For decades, people who are undocumented and reside in the United States have been labeled in legal books as "illegal aliens," a term offensive and outdated for many.
President Joe Biden has publicly said he wants the term to be officially eliminated as part of a massive immigration overhaul.
California's newest senator, Alex Padilla, is championing that effort as chair of the immigration, citizenship and border safety sub-committee.
“I’ve been wondering for years and years and years why they label some of our neighbors, family, with the term 'aliens.' Nobody is from outer space," the senator said. "There are people coming from around the world to the United States for the American dream.”
Jose Gallegos, a San Jose resident and San Jose State University student has experienced this otherness even as he walks to campus to earn his political science degree.
“Growing up in a low income community, there’s always been discrimination," Gallegos said. "Being Latino of Mexican roots, a little bit darker shade, I definitely had those looks.”
He knows how hurtful terms such as "illegal alien" were to him and his community.
To aid in President Biden's efforts to remove the term from green cards and the U.S. code, the Department of Homeland Security and other agencies are said to already be using other terms like "undocumented" and "non-citizen" in memos and public statements.
“If you’re going to start shifting the paradigm, you need to start from the very top," said political science professor Andres Quintero.

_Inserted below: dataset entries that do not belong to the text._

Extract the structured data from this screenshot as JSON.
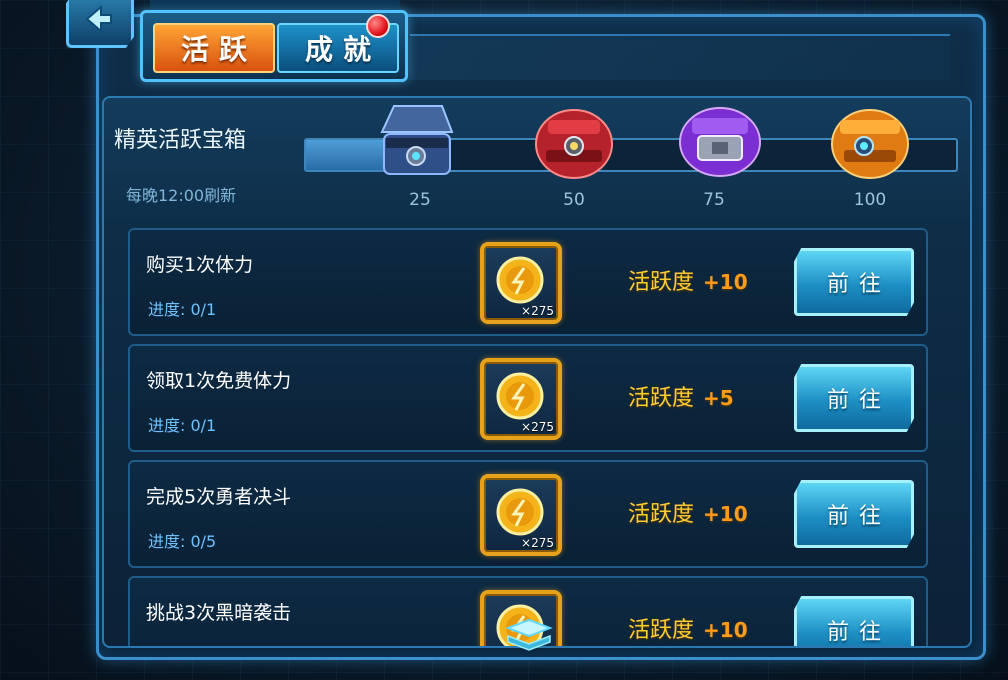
{
  "tabs": {
    "active": "活跃",
    "inactive": "成就"
  },
  "chest_section": {
    "title": "精英活跃宝箱",
    "refresh": "每晚12:00刷新",
    "progress_fraction": 0.12,
    "milestones": [
      {
        "label": "25",
        "color": "#3a5a9c"
      },
      {
        "label": "50",
        "color": "#c8272c"
      },
      {
        "label": "75",
        "color": "#8c3fe0"
      },
      {
        "label": "100",
        "color": "#f08a18"
      }
    ]
  },
  "tasks": [
    {
      "name": "购买1次体力",
      "progress": "进度:  0/1",
      "reward_qty": "×275",
      "activity_label": "活跃度",
      "activity_bonus": "+10",
      "button": "前往"
    },
    {
      "name": "领取1次免费体力",
      "progress": "进度:  0/1",
      "reward_qty": "×275",
      "activity_label": "活跃度",
      "activity_bonus": "+5",
      "button": "前往"
    },
    {
      "name": "完成5次勇者决斗",
      "progress": "进度:  0/5",
      "reward_qty": "×275",
      "activity_label": "活跃度",
      "activity_bonus": "+10",
      "button": "前往"
    },
    {
      "name": "挑战3次黑暗袭击",
      "progress": "",
      "reward_qty": "",
      "activity_label": "活跃度",
      "activity_bonus": "+10",
      "button": "前往"
    }
  ],
  "colors": {
    "accent": "#51c1ff",
    "tab_active": "#ff8a2a",
    "gold": "#e6a21a",
    "activity_text": "#ffcc33"
  }
}
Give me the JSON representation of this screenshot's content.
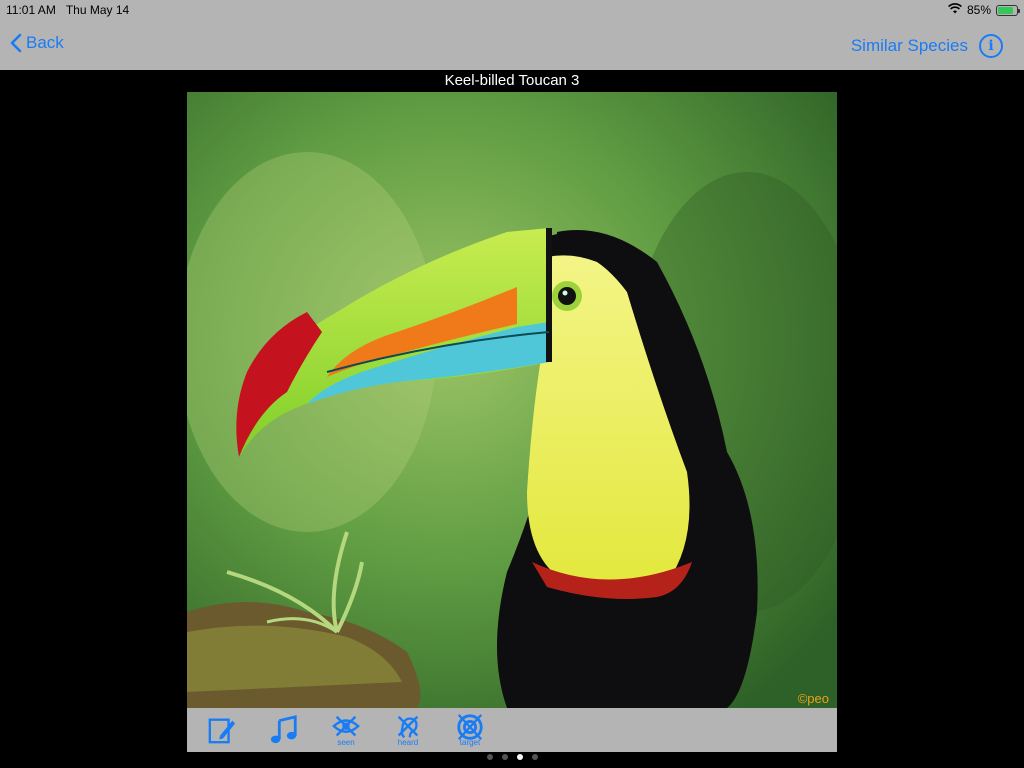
{
  "status_bar": {
    "time": "11:01 AM",
    "date": "Thu May 14",
    "battery_percent": "85%",
    "battery_level": 0.85,
    "icons": [
      "wifi-icon",
      "battery-charging-icon"
    ]
  },
  "nav": {
    "back_label": "Back",
    "similar_label": "Similar Species",
    "info_icon": "info-icon"
  },
  "photo": {
    "title": "Keel-billed Toucan 3",
    "copyright": "©peo"
  },
  "toolbar": {
    "items": [
      {
        "icon": "notes-edit-icon",
        "caption": ""
      },
      {
        "icon": "music-note-icon",
        "caption": ""
      },
      {
        "icon": "seen-icon",
        "caption": "seen"
      },
      {
        "icon": "heard-icon",
        "caption": "heard"
      },
      {
        "icon": "target-icon",
        "caption": "target"
      }
    ]
  },
  "pager": {
    "count": 4,
    "active_index": 2
  },
  "colors": {
    "accent": "#1a7cf5",
    "bar": "#b4b4b4",
    "copyright": "#e8a21a"
  }
}
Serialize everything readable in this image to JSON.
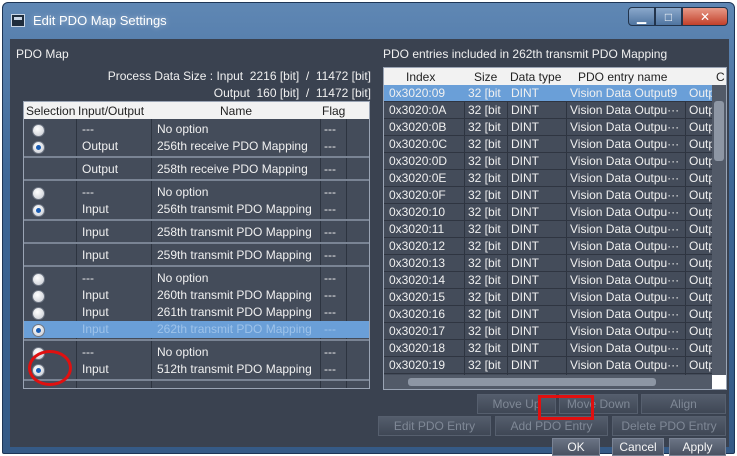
{
  "window": {
    "title": "Edit PDO Map Settings",
    "controls": {
      "minimize": "▁",
      "maximize": "□",
      "close": "✕"
    }
  },
  "left": {
    "header": "PDO Map",
    "process_size_line": "Process Data Size : Input  2216 [bit]  /  11472 [bit]",
    "output_size_line": "Output  160 [bit]  /  11472 [bit]",
    "columns": {
      "selection": "Selection",
      "io": "Input/Output",
      "name": "Name",
      "flag": "Flag"
    },
    "groups": [
      {
        "rows": [
          {
            "selected": false,
            "io": "---",
            "name": "No option",
            "flag": "---"
          },
          {
            "selected": true,
            "io": "Output",
            "name": "256th receive PDO Mapping",
            "flag": "---"
          }
        ]
      },
      {
        "rows": [
          {
            "io": "Output",
            "name": "258th receive PDO Mapping",
            "flag": "---"
          }
        ]
      },
      {
        "rows": [
          {
            "selected": false,
            "io": "---",
            "name": "No option",
            "flag": "---"
          },
          {
            "selected": true,
            "io": "Input",
            "name": "256th transmit PDO Mapping",
            "flag": "---"
          }
        ]
      },
      {
        "rows": [
          {
            "io": "Input",
            "name": "258th transmit PDO Mapping",
            "flag": "---"
          }
        ]
      },
      {
        "rows": [
          {
            "io": "Input",
            "name": "259th transmit PDO Mapping",
            "flag": "---"
          }
        ]
      },
      {
        "rows": [
          {
            "selected": false,
            "io": "---",
            "name": "No option",
            "flag": "---"
          },
          {
            "selected": false,
            "io": "Input",
            "name": "260th transmit PDO Mapping",
            "flag": "---"
          },
          {
            "selected": false,
            "io": "Input",
            "name": "261th transmit PDO Mapping",
            "flag": "---"
          },
          {
            "selected": true,
            "io": "Input",
            "name": "262th transmit PDO Mapping",
            "flag": "---",
            "highlighted": true
          }
        ]
      },
      {
        "rows": [
          {
            "selected": false,
            "io": "---",
            "name": "No option",
            "flag": "---"
          },
          {
            "selected": true,
            "io": "Input",
            "name": "512th transmit PDO Mapping",
            "flag": "---"
          }
        ]
      }
    ]
  },
  "right": {
    "header": "PDO entries included in 262th transmit PDO Mapping",
    "columns": {
      "index": "Index",
      "size": "Size",
      "type": "Data type",
      "name": "PDO entry name",
      "out": "C"
    },
    "rows": [
      {
        "index": "0x3020:09",
        "size": "32 [bit",
        "type": "DINT",
        "name": "Vision Data Output9",
        "out": "Outpu",
        "selected": true
      },
      {
        "index": "0x3020:0A",
        "size": "32 [bit",
        "type": "DINT",
        "name": "Vision Data Outpu···",
        "out": "Outpu"
      },
      {
        "index": "0x3020:0B",
        "size": "32 [bit",
        "type": "DINT",
        "name": "Vision Data Outpu···",
        "out": "Outpu"
      },
      {
        "index": "0x3020:0C",
        "size": "32 [bit",
        "type": "DINT",
        "name": "Vision Data Outpu···",
        "out": "Outpu"
      },
      {
        "index": "0x3020:0D",
        "size": "32 [bit",
        "type": "DINT",
        "name": "Vision Data Outpu···",
        "out": "Outpu"
      },
      {
        "index": "0x3020:0E",
        "size": "32 [bit",
        "type": "DINT",
        "name": "Vision Data Outpu···",
        "out": "Outpu"
      },
      {
        "index": "0x3020:0F",
        "size": "32 [bit",
        "type": "DINT",
        "name": "Vision Data Outpu···",
        "out": "Outpu"
      },
      {
        "index": "0x3020:10",
        "size": "32 [bit",
        "type": "DINT",
        "name": "Vision Data Outpu···",
        "out": "Outpu"
      },
      {
        "index": "0x3020:11",
        "size": "32 [bit",
        "type": "DINT",
        "name": "Vision Data Outpu···",
        "out": "Outpu"
      },
      {
        "index": "0x3020:12",
        "size": "32 [bit",
        "type": "DINT",
        "name": "Vision Data Outpu···",
        "out": "Outpu"
      },
      {
        "index": "0x3020:13",
        "size": "32 [bit",
        "type": "DINT",
        "name": "Vision Data Outpu···",
        "out": "Outpu"
      },
      {
        "index": "0x3020:14",
        "size": "32 [bit",
        "type": "DINT",
        "name": "Vision Data Outpu···",
        "out": "Outpu"
      },
      {
        "index": "0x3020:15",
        "size": "32 [bit",
        "type": "DINT",
        "name": "Vision Data Outpu···",
        "out": "Outpu"
      },
      {
        "index": "0x3020:16",
        "size": "32 [bit",
        "type": "DINT",
        "name": "Vision Data Outpu···",
        "out": "Outpu"
      },
      {
        "index": "0x3020:17",
        "size": "32 [bit",
        "type": "DINT",
        "name": "Vision Data Outpu···",
        "out": "Outpu"
      },
      {
        "index": "0x3020:18",
        "size": "32 [bit",
        "type": "DINT",
        "name": "Vision Data Outpu···",
        "out": "Outpu"
      },
      {
        "index": "0x3020:19",
        "size": "32 [bit",
        "type": "DINT",
        "name": "Vision Data Outpu···",
        "out": "Outpu"
      }
    ]
  },
  "buttons": {
    "move_up": "Move Up",
    "move_down": "Move Down",
    "align": "Align",
    "edit_entry": "Edit PDO Entry",
    "add_entry": "Add PDO Entry",
    "delete_entry": "Delete PDO Entry",
    "ok": "OK",
    "cancel": "Cancel",
    "apply": "Apply"
  }
}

He also explained terms such as "illegal alien" were first introduced to make people feel inferior.
“It harkens back to framing an argument. If right from the onset you frame someone as an illegal, they’re less than, they’re less than a human," he said.
Gallegos says he'll keep walking with his head up high, knowing the looks and insults will only make him stronger as he waits for change.